# [Information given]

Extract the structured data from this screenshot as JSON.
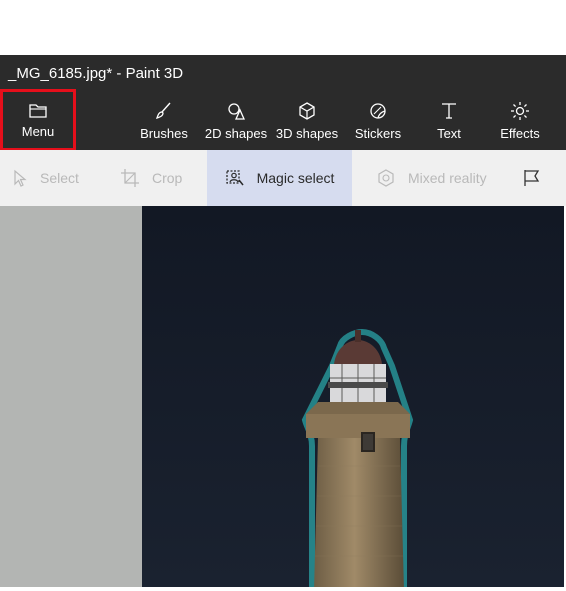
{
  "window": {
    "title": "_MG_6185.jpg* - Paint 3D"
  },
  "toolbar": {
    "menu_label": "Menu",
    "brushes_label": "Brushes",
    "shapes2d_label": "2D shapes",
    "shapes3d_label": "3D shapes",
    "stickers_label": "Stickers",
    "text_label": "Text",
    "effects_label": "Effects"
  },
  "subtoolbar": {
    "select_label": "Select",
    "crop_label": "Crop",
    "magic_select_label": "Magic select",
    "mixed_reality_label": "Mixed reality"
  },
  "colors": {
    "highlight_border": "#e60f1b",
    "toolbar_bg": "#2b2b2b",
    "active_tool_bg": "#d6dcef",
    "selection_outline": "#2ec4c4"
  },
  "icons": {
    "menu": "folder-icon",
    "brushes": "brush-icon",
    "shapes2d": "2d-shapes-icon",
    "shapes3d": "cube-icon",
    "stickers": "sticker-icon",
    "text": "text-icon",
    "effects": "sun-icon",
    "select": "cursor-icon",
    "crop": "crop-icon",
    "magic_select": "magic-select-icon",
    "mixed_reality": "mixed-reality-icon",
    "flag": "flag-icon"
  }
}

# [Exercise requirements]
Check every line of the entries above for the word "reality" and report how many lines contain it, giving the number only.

# [Written response]
2